### Task directions
Keep the pictures out and restate every record exactly.

### Website and app data records
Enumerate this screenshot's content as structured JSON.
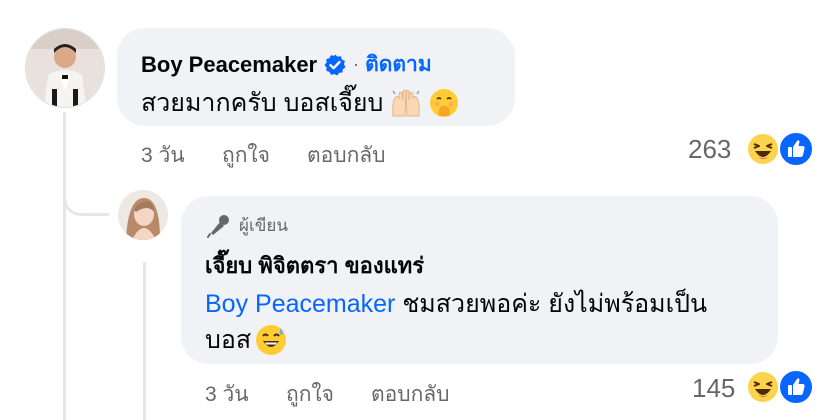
{
  "comment1": {
    "author": "Boy Peacemaker",
    "verified_icon": "verified-badge-icon",
    "separator": "·",
    "follow_label": "ติดตาม",
    "text": "สวยมากครับ บอสเจี๊ยบ",
    "emojis": [
      "raising-hands-emoji",
      "hand-over-mouth-emoji"
    ],
    "time": "3 วัน",
    "like_label": "ถูกใจ",
    "reply_label": "ตอบกลับ",
    "reaction_count": "263",
    "reactions": [
      "haha-reaction-icon",
      "like-reaction-icon"
    ]
  },
  "reply1": {
    "badge_label": "ผู้เขียน",
    "badge_icon": "microphone-icon",
    "author": "เจี๊ยบ พิจิตตรา ของแทร่",
    "mention": "Boy Peacemaker",
    "text_line1": " ชมสวยพอค่ะ ยังไม่พร้อมเป็น",
    "text_line2": "บอส",
    "emojis": [
      "grinning-sweat-emoji"
    ],
    "time": "3 วัน",
    "like_label": "ถูกใจ",
    "reply_label": "ตอบกลับ",
    "reaction_count": "145",
    "reactions": [
      "haha-reaction-icon",
      "like-reaction-icon"
    ]
  },
  "colors": {
    "bubble": "#f0f2f5",
    "link": "#0866ff",
    "meta": "#65676b",
    "thread_line": "#e4e6eb"
  }
}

### Solution below
Enumerate this screenshot's content as structured JSON.
{
  "comment1": {
    "author": "Boy Peacemaker",
    "verified_icon": "verified-badge-icon",
    "separator": "·",
    "follow_label": "ติดตาม",
    "text": "สวยมากครับ บอสเจี๊ยบ",
    "emojis": [
      "raising-hands-emoji",
      "hand-over-mouth-emoji"
    ],
    "time": "3 วัน",
    "like_label": "ถูกใจ",
    "reply_label": "ตอบกลับ",
    "reaction_count": "263",
    "reactions": [
      "haha-reaction-icon",
      "like-reaction-icon"
    ]
  },
  "reply1": {
    "badge_label": "ผู้เขียน",
    "badge_icon": "microphone-icon",
    "author": "เจี๊ยบ พิจิตตรา ของแทร่",
    "mention": "Boy Peacemaker",
    "text_line1": " ชมสวยพอค่ะ ยังไม่พร้อมเป็น",
    "text_line2": "บอส",
    "emojis": [
      "grinning-sweat-emoji"
    ],
    "time": "3 วัน",
    "like_label": "ถูกใจ",
    "reply_label": "ตอบกลับ",
    "reaction_count": "145",
    "reactions": [
      "haha-reaction-icon",
      "like-reaction-icon"
    ]
  },
  "colors": {
    "bubble": "#f0f2f5",
    "link": "#0866ff",
    "meta": "#65676b",
    "thread_line": "#e4e6eb"
  }
}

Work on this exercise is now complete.